- **Given data**

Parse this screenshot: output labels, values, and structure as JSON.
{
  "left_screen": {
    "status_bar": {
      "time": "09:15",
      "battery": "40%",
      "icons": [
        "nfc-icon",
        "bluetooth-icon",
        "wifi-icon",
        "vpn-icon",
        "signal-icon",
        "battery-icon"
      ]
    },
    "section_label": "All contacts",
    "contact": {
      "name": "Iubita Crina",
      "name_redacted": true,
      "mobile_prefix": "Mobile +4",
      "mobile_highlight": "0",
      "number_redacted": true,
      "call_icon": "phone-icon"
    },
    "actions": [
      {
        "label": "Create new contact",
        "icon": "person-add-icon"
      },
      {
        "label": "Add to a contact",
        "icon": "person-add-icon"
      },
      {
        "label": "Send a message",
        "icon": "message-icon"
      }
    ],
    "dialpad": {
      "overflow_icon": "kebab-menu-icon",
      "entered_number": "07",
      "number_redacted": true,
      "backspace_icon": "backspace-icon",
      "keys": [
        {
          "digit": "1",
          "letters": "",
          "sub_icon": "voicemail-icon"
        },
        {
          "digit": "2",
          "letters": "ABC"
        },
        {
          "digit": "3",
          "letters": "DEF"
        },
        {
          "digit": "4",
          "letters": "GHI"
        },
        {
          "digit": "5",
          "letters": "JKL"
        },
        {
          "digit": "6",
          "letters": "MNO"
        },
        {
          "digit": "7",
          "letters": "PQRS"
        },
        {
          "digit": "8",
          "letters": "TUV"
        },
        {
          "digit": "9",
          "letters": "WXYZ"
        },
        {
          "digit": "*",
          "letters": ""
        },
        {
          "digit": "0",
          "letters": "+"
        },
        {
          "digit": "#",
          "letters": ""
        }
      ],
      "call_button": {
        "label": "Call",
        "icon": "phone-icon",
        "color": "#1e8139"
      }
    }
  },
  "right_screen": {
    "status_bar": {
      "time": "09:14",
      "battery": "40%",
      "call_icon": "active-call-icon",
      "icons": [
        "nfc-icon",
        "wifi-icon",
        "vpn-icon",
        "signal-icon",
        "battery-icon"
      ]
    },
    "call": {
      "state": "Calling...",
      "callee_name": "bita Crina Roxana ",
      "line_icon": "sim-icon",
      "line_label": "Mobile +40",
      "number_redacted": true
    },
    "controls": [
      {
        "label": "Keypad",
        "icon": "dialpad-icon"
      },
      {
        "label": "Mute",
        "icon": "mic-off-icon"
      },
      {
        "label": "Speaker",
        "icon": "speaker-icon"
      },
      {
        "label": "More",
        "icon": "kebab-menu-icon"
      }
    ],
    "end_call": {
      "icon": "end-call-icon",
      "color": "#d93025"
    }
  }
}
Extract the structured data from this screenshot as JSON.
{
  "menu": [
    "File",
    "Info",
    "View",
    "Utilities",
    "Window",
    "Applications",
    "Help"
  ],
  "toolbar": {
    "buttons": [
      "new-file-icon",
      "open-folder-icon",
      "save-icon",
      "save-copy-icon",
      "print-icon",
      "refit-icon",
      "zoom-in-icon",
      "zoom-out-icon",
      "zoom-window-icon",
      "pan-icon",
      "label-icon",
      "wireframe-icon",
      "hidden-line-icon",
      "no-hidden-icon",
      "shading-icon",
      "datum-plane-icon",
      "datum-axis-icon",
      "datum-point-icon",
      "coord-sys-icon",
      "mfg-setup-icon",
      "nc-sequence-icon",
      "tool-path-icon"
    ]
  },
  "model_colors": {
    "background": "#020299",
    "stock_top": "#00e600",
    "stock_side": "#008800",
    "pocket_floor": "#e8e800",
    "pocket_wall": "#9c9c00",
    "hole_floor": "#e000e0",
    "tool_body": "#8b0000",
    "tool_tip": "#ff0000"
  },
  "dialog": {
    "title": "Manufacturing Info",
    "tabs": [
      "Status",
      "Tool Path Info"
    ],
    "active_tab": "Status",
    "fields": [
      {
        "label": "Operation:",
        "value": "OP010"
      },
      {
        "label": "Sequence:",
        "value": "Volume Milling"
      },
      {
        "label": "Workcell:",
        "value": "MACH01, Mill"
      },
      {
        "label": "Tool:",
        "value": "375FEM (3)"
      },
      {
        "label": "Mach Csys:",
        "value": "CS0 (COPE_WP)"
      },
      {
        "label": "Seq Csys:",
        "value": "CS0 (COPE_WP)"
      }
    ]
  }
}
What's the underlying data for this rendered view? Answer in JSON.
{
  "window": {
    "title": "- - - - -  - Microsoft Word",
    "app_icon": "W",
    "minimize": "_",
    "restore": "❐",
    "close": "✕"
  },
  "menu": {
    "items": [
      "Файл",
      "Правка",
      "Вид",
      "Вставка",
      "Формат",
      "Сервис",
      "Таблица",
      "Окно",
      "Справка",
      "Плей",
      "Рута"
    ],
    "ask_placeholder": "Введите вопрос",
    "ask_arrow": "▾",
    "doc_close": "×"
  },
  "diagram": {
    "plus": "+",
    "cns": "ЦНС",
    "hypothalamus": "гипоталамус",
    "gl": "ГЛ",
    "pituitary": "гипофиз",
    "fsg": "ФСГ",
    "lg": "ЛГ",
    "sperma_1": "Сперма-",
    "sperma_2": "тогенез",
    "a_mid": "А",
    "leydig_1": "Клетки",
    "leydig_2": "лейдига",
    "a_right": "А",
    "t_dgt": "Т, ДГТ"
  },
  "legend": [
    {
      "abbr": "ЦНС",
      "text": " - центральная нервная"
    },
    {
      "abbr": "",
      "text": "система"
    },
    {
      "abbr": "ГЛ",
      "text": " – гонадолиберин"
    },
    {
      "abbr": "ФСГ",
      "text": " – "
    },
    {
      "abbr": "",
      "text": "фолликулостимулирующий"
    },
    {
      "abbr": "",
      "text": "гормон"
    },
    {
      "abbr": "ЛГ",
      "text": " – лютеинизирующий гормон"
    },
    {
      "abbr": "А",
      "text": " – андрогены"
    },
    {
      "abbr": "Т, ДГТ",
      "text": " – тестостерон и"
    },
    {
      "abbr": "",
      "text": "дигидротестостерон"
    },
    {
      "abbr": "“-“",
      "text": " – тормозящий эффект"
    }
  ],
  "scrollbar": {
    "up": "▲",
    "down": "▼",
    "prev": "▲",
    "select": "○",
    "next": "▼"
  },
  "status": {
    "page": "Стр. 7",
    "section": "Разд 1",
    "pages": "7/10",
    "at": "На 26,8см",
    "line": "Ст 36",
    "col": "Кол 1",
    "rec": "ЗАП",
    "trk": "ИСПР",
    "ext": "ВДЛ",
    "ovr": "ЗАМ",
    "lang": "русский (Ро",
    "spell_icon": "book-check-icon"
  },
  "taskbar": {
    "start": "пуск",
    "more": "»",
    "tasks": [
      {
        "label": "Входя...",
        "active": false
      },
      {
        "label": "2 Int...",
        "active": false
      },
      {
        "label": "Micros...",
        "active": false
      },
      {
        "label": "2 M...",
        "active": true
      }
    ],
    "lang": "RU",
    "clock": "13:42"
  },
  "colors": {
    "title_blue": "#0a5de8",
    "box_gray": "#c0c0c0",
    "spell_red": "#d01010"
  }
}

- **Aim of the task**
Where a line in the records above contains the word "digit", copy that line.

- **Solution for this task**
          "digit": "1",
          "digit": "2",
          "digit": "3",
          "digit": "4",
          "digit": "5",
          "digit": "6",
          "digit": "7",
          "digit": "8",
          "digit": "9",
          "digit": "*",
          "digit": "0",
          "digit": "#",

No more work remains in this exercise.